He argues that the refusal of the organized Jewish establishment to defend democracy in the Jewish state is alienating many young American liberal Jews, who believe that the ideals of Zionism stand diametrically opposed to those of their interpretations of liberalism.
In March, Beinart penned an op-ed in The New York Times claiming that the only way of “oppos[ing] the forces that threaten Israel from without,” is to “oppose the forces that threaten it from within” and recommends completely ostracizing the Jewish communities over the green line as the best way to achieve this goal.
He asserts that a distinction must be made between the flawed, but legitimate democracy in “Israel proper,” and the encroaching “nondemocratic Israel” that threatens to condemn the country to a fate of “dubious democratic legitimacy.”
As a result of communal opposition, the center agreed to cancel the event, thus adhering to Jewish criticism that the festival should not be endorsing his views.
While another Jewish group rescheduled his talk, the center’s decision prompted boycott threats, criticism and charges of censorship, The Times reported.
The community center, which co-sponsored the event with J Street—the advocacy group that has long been exposed as inherently anti-Israel—helped the group find a new place to host Beinart.
“As leaders of our agency, we want the center to always serve as a safe place for honest debate, but we want to balance that against the concerns of our patrons,” said Steven Cadranel, president of the center. “No matter what we decided here, the decision was going to have some repercussion either way.”
Chuck Taylor, whose family has been part of the Atlanta Jewish community for four generations and who is on the national advisory board for J Street, said the community center could have found a better solution, like moving the event off its campus while keeping Beinart in the book festival. “When you become the Atlanta Jewish Book Festival, your obligation becomes larger than just to your members,” Mr. Taylor said.
Beinart said Tuesday that he had spoken at several Jewish community centers and had never been met with the response he found in Atlanta. “I think the mistake is to think that trying to avoid discussion produces unity. It produces a false sense of unity,” he said, according to The Times.
While freedom of speech and freedom of expression must be safeguarded, the Jewish community maintained that the festival should not be providing a speaking platform to an individual who directly undermines the interests of the Jewish people and the state of Israel.
As Israeli ambassador to the U.S. Michael Oren said following the publication of Beinart’s op-ed: the author’s call “places him well beyond the Israeli mainstream, the moderate left, and the vast majority of Israelis who care about peace.”

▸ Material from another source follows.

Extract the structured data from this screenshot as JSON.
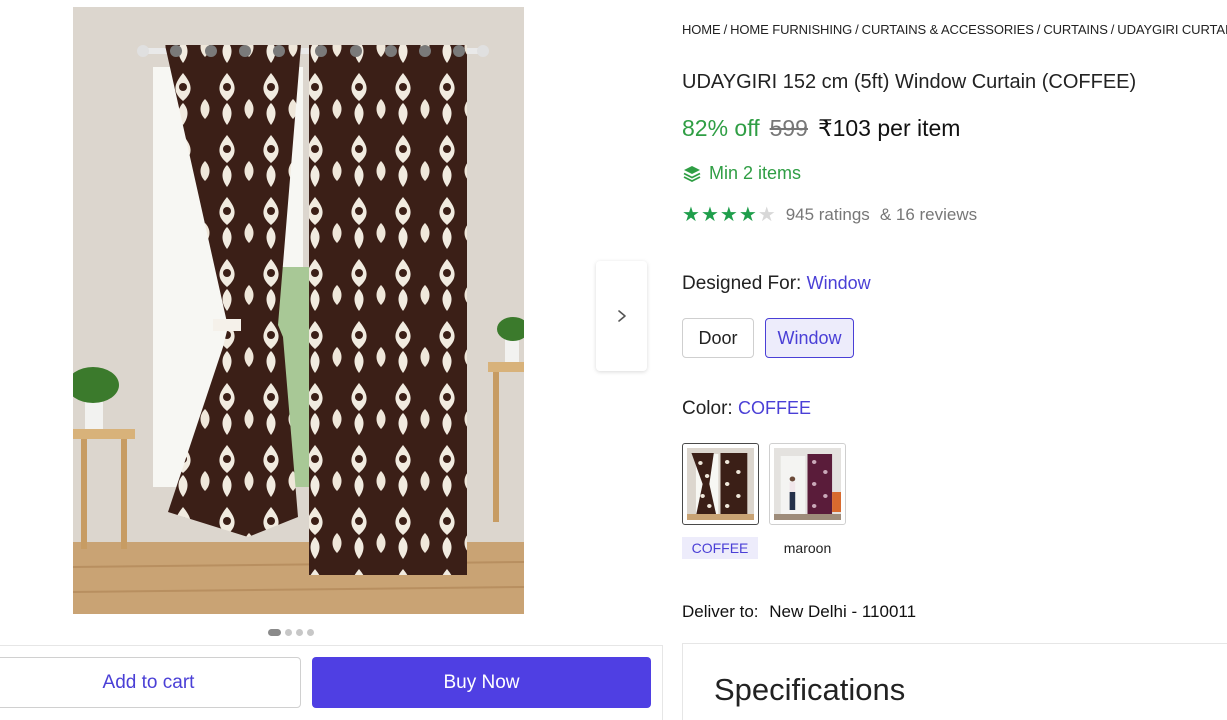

The dispute is the first time in a while that Beinart's book, whose sales are sluggish, has been discussed since its initial publishing.